● **Activity**
From the entries below, return every line that includes the word "pattern".

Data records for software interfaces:

###

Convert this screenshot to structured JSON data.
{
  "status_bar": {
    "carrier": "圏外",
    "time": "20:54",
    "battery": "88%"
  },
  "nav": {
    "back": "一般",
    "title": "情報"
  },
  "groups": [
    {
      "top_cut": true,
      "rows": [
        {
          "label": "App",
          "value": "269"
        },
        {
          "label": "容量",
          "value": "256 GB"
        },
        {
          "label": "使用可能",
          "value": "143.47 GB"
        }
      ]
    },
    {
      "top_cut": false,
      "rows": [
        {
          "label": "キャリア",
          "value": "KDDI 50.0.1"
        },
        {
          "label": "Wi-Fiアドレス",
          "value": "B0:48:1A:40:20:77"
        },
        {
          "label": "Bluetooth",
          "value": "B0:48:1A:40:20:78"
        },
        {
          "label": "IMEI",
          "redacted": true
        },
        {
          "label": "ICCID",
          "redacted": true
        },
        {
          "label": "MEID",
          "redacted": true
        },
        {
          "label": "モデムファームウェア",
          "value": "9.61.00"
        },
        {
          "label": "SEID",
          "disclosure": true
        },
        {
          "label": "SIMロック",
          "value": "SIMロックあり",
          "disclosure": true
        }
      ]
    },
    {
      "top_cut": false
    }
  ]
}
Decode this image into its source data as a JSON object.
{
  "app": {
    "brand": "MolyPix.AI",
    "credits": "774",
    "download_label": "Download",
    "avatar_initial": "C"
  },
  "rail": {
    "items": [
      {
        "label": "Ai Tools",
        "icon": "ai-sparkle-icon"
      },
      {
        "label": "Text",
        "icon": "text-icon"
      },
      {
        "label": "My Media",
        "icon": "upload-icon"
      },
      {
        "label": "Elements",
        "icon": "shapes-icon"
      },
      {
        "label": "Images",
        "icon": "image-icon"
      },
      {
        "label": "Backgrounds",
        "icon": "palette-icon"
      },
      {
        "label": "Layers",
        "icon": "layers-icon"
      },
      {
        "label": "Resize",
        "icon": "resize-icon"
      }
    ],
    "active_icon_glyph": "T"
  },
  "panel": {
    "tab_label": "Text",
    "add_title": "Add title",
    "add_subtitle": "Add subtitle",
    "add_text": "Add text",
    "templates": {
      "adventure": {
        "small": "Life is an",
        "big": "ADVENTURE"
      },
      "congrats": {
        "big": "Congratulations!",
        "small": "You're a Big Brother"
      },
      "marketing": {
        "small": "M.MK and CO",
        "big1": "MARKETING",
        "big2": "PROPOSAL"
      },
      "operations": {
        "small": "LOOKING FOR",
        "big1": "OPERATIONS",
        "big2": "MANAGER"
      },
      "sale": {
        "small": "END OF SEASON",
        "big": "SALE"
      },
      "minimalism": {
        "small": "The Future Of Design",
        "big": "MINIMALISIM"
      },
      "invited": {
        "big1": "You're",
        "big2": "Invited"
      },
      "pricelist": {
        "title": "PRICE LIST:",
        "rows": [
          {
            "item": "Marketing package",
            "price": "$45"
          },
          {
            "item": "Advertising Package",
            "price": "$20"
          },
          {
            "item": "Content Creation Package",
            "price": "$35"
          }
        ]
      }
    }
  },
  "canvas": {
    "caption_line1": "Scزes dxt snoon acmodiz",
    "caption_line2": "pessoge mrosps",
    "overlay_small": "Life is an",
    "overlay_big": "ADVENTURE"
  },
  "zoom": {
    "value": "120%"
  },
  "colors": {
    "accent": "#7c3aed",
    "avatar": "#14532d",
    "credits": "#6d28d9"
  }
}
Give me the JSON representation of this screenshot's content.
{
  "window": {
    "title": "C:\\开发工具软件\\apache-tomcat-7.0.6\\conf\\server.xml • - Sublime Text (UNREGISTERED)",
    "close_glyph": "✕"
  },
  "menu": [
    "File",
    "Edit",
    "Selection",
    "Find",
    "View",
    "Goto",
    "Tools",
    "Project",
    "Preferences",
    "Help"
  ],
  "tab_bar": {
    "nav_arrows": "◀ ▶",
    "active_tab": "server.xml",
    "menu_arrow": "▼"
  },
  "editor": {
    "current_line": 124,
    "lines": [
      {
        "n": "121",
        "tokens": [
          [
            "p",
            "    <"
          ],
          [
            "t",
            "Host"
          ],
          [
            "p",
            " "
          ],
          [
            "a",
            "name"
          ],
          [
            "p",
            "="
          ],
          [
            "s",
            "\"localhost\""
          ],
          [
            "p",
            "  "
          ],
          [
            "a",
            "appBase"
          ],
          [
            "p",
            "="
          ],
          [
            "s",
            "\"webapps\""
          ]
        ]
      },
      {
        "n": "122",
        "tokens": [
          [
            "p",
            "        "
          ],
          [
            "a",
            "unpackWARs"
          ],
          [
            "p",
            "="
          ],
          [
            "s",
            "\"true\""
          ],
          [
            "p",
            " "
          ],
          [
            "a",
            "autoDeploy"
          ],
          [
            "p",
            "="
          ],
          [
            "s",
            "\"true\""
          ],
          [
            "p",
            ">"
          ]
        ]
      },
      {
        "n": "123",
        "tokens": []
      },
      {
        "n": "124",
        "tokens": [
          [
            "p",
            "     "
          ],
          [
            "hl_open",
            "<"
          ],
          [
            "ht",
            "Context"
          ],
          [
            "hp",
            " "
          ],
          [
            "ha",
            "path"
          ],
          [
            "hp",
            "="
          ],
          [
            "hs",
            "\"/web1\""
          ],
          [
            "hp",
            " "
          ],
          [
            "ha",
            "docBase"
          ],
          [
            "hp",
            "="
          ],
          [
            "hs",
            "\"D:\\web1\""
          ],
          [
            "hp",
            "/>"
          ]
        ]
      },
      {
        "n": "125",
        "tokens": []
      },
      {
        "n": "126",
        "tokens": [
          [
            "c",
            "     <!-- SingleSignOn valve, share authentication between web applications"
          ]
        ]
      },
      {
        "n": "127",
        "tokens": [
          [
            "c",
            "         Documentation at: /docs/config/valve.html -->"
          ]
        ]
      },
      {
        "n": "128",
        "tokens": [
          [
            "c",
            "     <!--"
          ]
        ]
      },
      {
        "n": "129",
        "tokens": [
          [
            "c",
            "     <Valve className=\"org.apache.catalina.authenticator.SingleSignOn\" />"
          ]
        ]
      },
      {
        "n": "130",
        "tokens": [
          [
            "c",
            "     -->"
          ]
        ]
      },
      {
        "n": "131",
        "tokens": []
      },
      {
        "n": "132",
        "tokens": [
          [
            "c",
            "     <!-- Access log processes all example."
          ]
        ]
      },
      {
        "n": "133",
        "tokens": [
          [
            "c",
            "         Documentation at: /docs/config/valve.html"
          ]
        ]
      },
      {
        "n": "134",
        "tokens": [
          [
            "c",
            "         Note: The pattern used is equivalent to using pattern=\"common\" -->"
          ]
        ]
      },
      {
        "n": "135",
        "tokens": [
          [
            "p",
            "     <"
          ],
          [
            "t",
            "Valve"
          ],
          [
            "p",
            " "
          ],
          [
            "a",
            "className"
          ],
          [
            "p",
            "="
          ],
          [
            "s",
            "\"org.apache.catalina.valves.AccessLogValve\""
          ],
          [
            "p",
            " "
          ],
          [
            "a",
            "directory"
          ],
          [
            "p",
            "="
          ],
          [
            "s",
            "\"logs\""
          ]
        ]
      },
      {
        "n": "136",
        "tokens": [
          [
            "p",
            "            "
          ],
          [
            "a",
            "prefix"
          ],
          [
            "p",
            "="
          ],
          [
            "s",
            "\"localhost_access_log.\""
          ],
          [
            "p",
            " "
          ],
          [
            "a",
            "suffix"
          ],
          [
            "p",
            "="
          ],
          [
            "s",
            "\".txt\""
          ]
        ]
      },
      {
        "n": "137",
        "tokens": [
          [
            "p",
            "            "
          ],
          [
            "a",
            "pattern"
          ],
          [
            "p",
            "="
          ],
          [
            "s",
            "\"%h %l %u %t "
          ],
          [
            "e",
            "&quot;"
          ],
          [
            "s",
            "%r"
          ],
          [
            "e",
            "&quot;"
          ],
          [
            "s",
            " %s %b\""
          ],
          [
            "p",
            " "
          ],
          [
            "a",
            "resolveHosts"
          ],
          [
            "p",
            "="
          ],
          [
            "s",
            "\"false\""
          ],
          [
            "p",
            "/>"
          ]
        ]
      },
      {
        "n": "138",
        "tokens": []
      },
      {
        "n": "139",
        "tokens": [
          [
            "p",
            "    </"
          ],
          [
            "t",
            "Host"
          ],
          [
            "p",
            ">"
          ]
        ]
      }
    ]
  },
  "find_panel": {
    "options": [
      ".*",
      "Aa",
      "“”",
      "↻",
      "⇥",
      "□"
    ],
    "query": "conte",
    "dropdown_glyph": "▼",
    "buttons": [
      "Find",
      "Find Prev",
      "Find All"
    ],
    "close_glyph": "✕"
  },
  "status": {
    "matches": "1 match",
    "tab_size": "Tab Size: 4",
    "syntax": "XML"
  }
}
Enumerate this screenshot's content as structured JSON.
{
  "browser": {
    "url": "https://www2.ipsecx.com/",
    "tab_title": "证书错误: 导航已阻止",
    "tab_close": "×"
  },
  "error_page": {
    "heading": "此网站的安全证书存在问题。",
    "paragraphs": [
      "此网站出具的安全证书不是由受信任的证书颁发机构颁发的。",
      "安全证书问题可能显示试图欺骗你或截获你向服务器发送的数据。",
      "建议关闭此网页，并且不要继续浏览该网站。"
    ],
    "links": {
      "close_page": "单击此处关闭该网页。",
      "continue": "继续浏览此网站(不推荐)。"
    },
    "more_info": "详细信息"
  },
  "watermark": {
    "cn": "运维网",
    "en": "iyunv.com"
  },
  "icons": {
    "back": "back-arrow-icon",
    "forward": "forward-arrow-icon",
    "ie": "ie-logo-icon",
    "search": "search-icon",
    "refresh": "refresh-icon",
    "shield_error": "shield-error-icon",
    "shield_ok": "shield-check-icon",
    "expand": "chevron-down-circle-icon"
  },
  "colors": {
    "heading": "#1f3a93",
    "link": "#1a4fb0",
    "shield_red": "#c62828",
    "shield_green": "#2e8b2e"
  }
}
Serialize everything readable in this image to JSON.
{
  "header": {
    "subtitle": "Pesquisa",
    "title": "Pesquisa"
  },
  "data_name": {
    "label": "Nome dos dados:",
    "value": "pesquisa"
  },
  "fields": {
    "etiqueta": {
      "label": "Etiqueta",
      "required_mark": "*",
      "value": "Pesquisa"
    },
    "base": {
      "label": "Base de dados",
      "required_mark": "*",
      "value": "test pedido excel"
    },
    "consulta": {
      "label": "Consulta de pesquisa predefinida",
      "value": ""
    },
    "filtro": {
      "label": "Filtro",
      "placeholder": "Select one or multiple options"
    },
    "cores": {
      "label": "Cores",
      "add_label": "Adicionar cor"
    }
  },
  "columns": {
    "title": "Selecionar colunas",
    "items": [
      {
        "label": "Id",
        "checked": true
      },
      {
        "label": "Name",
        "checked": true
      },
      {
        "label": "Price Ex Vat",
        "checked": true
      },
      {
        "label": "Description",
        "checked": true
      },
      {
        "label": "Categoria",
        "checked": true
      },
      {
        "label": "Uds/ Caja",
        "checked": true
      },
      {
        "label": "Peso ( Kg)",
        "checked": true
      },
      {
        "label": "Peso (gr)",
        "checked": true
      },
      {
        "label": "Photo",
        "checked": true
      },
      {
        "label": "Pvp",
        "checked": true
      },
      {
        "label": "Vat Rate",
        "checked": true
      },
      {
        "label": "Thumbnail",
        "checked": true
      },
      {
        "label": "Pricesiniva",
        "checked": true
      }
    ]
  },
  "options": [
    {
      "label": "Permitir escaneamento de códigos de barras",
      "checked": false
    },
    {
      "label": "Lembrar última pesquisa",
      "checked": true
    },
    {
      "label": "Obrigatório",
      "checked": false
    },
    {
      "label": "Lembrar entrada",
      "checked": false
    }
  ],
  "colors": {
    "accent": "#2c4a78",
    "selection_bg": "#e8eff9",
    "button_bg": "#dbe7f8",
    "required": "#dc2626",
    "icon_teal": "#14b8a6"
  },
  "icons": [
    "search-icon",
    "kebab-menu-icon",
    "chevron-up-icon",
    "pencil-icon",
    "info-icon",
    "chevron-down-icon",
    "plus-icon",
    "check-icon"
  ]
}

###

● **Task response**
            "         Note: The pattern used is equivalent to using pattern=\"common\" -->"
            "pattern"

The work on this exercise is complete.